This weekend we have been in Plymouth UK working with family court professionals and parents in two separate workshops about parental alienation. On Friday evening, to a surpringly large audience for an end of week seminar, I spent two hours discussing our practice with families, differentiation of alienation and how to bring about a better triage system for the UK so that child protection in these circumstances is improved. The seminar which was billed as a 45 minute delivery with questions, ran on for two hours as we debated and discussed, with court practitioners, family support workers (and the youngest family court Judge I have ever met), the pros and cons of presenting an alienation case in the UK courts and how to achieve better outcomes for children so affected.
On Saturday we furthered this theme with alienated parents directly and unpacked the issues that lead to a situation where a child refuses to see a parent after separation. During this session and on Friday night I became increasingly aware of the ways in which the splitting reaction of the child – that of dividing parents into all good and all bad in their minds – is readily mirrored by family court practitioners, family support workers and parents themselves – demons and angels being the overall motif that emerged from discussion and debate, something which mirrors the attitudes I experience projected towards me at times, from parents as well as practitioners, many of whom are either for me or against me, seeing me as wholly good or wholly bad but rarely from a balanced perspective. Working as I do, in the space between the demonic and angelic projections, I thought it might be useful to look more closely at these themes and see them for what they are, unhelpful projections which mirror the child’s coping mechanism of splitting. If all that one sees are demons or angels in the world that one inhabits, what of the grey areas, the uncertain parts and the ambivalent. What becomes of the balance within as one battles with the impact of the loss of a child? Today then our theme is of demons and angels and the traps that are laid when they take over the world.
I am often referred to as an angel when I work with families where children are able to heal from an alienation reaction. That projection, of my presence as an angel sent to heal, is one which is borne out of the helplessness that parents feel as they navigate the loss of their child and the attempts that they make to remedy that through the courts. When one has negotiated many assumptions, many closed eyes and many people who are either unable or unwilling to assist in changing the dynamic that caused a child to reject, having someone arrive on the scene who understands, validates and changes that dynamic will seem like an angelic intervention. But it is not.

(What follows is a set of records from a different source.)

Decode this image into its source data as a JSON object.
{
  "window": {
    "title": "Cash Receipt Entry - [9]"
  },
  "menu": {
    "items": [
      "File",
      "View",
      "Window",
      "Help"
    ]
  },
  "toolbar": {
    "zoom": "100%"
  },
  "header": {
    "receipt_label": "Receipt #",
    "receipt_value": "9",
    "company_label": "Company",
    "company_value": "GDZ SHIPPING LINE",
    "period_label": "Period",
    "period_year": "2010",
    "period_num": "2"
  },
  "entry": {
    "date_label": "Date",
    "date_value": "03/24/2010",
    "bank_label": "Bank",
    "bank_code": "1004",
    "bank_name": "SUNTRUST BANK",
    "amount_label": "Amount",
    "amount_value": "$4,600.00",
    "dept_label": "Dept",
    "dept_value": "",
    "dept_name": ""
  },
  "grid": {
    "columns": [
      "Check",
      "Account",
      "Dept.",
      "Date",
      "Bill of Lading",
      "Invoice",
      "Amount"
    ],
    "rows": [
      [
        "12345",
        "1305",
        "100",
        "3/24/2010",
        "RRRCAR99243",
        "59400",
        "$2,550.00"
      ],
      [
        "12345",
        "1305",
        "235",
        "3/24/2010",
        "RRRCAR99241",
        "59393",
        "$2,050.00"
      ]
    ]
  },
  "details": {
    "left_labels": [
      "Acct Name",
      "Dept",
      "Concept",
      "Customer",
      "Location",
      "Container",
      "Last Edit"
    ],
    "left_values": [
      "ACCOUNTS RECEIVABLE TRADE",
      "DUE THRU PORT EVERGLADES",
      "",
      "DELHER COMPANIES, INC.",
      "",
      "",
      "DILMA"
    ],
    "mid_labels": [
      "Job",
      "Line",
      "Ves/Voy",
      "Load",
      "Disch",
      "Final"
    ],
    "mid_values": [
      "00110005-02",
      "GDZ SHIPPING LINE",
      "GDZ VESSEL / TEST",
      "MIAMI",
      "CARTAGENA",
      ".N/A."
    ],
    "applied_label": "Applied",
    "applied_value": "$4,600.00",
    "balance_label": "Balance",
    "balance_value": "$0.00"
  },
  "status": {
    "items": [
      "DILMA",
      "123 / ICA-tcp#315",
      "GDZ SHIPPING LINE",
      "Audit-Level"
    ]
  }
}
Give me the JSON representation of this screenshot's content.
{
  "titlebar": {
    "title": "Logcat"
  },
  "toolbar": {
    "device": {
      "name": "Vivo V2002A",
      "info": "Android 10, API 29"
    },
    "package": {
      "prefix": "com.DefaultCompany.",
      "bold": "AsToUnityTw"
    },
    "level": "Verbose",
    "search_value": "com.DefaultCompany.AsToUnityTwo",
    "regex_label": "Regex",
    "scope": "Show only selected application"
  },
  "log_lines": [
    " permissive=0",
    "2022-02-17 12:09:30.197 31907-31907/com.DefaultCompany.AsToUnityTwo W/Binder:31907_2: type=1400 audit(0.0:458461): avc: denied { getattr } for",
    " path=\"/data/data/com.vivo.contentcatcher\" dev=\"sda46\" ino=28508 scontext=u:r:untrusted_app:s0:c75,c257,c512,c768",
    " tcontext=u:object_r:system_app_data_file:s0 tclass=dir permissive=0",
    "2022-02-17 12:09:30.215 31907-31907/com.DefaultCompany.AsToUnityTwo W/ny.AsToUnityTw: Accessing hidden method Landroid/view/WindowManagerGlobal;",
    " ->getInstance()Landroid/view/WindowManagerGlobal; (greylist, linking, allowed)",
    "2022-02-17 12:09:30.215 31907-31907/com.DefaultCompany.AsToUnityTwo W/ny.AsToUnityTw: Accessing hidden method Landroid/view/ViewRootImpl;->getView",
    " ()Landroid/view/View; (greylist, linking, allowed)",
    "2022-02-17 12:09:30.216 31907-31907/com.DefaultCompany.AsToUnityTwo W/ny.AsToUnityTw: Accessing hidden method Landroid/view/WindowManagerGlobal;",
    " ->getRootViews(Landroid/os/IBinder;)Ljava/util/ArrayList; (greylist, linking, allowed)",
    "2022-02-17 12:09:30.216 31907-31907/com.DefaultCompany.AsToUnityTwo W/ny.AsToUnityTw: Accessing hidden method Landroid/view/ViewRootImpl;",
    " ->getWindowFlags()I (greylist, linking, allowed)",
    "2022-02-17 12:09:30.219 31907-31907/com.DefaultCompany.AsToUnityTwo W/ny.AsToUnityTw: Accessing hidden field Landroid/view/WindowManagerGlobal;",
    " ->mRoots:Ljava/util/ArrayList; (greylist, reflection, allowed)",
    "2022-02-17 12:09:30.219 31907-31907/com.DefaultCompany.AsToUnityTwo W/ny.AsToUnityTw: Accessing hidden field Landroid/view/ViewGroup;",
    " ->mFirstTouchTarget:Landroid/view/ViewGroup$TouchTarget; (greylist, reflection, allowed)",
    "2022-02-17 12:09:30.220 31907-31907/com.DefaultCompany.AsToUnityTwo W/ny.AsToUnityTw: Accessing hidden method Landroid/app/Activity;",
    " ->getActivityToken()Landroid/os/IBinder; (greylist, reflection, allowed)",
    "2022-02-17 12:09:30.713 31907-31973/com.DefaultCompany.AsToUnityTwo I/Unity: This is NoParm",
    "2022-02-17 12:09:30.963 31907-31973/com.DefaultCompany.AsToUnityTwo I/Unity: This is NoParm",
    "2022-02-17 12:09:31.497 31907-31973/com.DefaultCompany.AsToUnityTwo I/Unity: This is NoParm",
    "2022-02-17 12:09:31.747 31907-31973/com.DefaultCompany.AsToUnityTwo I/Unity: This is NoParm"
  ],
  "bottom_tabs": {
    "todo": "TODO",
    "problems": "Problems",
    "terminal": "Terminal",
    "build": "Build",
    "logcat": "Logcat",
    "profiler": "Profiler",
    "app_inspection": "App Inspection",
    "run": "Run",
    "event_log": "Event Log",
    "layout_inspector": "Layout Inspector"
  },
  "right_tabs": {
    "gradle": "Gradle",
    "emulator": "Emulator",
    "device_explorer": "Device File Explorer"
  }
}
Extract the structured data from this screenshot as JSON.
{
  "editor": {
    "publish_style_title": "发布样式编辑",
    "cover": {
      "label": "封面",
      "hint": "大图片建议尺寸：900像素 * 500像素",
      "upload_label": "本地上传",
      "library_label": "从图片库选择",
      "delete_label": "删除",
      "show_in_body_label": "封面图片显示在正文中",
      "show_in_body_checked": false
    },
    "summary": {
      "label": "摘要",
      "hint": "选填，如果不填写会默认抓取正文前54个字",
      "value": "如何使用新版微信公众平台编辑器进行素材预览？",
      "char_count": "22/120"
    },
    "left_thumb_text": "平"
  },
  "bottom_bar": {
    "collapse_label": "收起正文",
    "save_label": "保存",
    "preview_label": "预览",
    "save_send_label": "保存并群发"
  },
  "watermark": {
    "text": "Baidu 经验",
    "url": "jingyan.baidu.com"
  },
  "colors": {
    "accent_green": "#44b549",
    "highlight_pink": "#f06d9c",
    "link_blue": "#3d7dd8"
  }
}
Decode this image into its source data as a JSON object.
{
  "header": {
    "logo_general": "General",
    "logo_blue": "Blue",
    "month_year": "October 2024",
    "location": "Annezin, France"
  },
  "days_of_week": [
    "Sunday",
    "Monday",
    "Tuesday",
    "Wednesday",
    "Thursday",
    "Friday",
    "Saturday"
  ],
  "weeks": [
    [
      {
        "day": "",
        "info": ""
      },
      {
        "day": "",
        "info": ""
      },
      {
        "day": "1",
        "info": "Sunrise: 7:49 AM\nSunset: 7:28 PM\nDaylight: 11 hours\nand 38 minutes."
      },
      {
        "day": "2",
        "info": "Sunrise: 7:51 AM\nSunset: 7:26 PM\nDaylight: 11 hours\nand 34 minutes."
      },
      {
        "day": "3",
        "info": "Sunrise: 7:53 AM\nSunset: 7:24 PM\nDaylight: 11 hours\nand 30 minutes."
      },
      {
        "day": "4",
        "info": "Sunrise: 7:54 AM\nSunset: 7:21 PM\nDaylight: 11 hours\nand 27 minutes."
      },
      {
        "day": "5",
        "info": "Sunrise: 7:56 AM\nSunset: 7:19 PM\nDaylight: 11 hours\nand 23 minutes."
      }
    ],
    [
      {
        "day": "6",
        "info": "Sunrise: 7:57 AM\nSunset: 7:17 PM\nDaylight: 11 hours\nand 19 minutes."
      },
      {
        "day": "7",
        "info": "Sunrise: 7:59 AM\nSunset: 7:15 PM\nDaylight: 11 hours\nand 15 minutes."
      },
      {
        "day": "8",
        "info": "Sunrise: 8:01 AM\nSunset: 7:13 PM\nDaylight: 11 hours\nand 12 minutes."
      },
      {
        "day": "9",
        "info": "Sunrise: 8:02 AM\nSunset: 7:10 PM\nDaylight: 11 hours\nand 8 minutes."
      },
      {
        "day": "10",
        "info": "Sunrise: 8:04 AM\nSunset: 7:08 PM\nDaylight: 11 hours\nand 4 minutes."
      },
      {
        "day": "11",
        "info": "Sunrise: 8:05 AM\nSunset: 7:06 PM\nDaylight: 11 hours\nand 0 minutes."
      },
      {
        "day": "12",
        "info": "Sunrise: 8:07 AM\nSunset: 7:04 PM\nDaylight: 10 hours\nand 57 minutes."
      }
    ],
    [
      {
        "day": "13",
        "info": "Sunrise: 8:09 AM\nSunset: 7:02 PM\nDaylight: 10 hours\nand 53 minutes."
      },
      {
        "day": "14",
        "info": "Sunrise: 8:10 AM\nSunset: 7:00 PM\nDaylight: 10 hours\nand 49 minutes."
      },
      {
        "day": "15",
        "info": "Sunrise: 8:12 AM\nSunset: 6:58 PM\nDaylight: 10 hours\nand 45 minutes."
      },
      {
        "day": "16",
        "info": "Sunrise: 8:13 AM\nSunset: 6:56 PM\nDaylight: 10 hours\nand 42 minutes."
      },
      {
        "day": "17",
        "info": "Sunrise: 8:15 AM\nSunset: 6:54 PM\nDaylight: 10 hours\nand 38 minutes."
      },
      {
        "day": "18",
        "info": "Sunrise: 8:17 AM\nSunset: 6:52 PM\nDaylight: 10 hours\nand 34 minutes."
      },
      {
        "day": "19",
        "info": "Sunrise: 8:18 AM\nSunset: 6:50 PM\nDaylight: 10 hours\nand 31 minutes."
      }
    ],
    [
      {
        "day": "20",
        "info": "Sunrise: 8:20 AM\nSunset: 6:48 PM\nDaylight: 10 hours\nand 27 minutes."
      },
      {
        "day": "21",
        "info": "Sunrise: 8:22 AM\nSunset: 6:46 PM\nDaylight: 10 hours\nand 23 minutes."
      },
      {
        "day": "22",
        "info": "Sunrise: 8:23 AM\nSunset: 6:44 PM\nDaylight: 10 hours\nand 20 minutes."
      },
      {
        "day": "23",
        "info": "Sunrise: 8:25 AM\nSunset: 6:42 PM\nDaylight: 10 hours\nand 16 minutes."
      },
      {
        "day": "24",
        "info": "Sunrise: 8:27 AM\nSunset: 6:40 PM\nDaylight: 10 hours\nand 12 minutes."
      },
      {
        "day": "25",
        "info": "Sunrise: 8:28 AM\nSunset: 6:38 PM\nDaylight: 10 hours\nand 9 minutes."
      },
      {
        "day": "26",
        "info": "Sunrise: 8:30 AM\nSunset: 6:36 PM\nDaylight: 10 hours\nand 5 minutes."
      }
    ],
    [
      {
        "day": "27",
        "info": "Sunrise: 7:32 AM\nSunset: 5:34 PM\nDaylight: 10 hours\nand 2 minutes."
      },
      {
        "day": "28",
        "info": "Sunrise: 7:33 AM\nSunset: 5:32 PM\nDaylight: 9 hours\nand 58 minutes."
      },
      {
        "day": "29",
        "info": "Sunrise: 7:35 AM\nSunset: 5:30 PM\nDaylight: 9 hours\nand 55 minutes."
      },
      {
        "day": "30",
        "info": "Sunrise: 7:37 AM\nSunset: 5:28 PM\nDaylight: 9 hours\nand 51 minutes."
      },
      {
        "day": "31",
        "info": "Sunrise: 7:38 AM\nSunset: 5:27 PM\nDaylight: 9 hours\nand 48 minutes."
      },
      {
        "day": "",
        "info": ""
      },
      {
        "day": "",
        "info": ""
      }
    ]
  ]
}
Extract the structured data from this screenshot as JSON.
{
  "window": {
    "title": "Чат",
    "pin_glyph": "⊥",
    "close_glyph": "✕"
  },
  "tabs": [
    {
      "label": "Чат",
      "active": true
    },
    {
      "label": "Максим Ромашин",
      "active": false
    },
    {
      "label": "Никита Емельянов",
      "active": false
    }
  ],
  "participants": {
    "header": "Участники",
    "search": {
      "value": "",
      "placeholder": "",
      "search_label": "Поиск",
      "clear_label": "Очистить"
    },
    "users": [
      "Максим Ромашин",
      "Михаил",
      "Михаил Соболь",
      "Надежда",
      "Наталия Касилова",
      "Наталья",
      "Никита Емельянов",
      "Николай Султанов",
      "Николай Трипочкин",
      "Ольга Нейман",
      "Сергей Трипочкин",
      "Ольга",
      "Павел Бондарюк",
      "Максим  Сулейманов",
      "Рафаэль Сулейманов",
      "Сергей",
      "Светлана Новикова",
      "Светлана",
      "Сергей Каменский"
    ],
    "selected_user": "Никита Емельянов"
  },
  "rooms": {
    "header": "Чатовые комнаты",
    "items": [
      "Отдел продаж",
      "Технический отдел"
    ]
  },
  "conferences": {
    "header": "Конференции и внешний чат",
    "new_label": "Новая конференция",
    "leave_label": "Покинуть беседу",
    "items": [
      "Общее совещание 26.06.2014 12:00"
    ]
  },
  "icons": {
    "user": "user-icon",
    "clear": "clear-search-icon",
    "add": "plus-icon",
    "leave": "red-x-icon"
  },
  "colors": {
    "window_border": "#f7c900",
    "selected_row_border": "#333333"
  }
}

Similarly, for those parents who are stuck in the behaviours that cause children to reject, who are afraid or unable to change, who have found that their distorted view points are not only shared but upheld by people in the family court system, my arrival may feel demonic, as the control they seek and often need is removed from their grasp. Demonic projections, in which parents (and sometimes family court practitioners) completely and determinedly dismiss every part of the work that I do, based on their own drive to keep control over the landscape they inhabit are as unhelpful as the angelic ones. Both because they are not real and both because they mirror the splitting that goes on in a child’s mind when one or both parents projects their own issues onto them.
Alienated parents are not angels and alienating parents are not demons, they are people. And so am I, a person, not an angel or a demon. And parental alienation is a problem with a human face not an archetypal one, much as it seems that way at times. Parents alienate and are alienated. Parents are people, not angels, not demons and definitely not monsters. Whilst alienating a child is a monstrous act, alienating parents are not monsters and it is folly to believe that they are, because in doing so one removes the power for change from the hands of the parents who are healthy. If all alienating parents are demonic monsters, then all alienated parents are helpless and innocent victims who need angels to come in and save them. Which is a myth worthy of the greek gods. Only we are people, not gods and alienation is a problem with a human face not an archetypal one.
It is true however that the archetypes of good and evil are drawn up from the depths of the psyche when the possession of a child’s mind, body and soul are concerned. In the work that I do I see mythology being played out in people’s lives over and over again. Perspehone in the underworld, disappeared and lamented by her mother who sits and waits for her to return after she has been kidnapped by her father, Medea and her revenge upon the husband who leaves her, triggering abandonment rage and vengeance in the shape of the murder of her child and the Oedipal and Electra stories which are played out through role corruption and boundary blurring in alienated families. All of these scenes from a marriage are present but whilst they may bear the hall marks of the tragedies and they may draw up the energy of the archetypes, they remain human at every level. They are ordinary stories of the family, played out against a backdrop of the culture and society we live in. Ordinary people, living extraordinary lives in the crisis that is family separation, which causes the defences to fail and the angels and demons to rush in to occupy the space in between.
And it is in that human experience that we must work as practitioners concerned with alienation because if we allow ourselves to carry the projections of good and bad we do parents a disservice. Our work as practitioners is about absorbing those projections and balancing them, giving back to the parents we work with the perspective they and their child have lost. This is what we do when we work with alienated children and it is what we do with parents too, we may recognise, acknowledge and validate the innocence of one parent and the damaging actions of the other but we do not encourage the splitting of two parents into wholly good and wholly bad. Neither do we subscribe to the notion that parents whose children have chosen them over the other are monsters, even when we know that the act of alienation of a child is a monstrous and deeply damaging thing to do to that child. Even when we advocate the removal of that child from that parent.
To accept the projections of angel or demon or support the division of parents into all good or all bad is to play god with children’s lives. Divine justice is for the gods to mete out, we are human, in the business of bringing resolution and balance back to the lives of children we work with. We struggle for perspective by working through the challenges parents create so that their children do not have to. Teaching parents on the way that dividing their world into wholly good or wholly bad is a projection not a reality. Even the most personality disordered parent who has coldly and determinedly alienated their child, is a human not a monstrous myth. Understanding that is the first big step to wresting control over life back from the hands of that parent.
Projections do not help and our destiny does not lie in the lap of the gods. Our children’s health requires us all to live in the real world, taking care of adult concerns so that they do not have to. Some until the day their child is able to wriggle free, some for even longer that that. All because being a parent is a human condition which never leaves us, can never be eradicated or taken away. And because we are not angels or demons but fallible human beings, which one day, our children, wherever they are, will thank us for.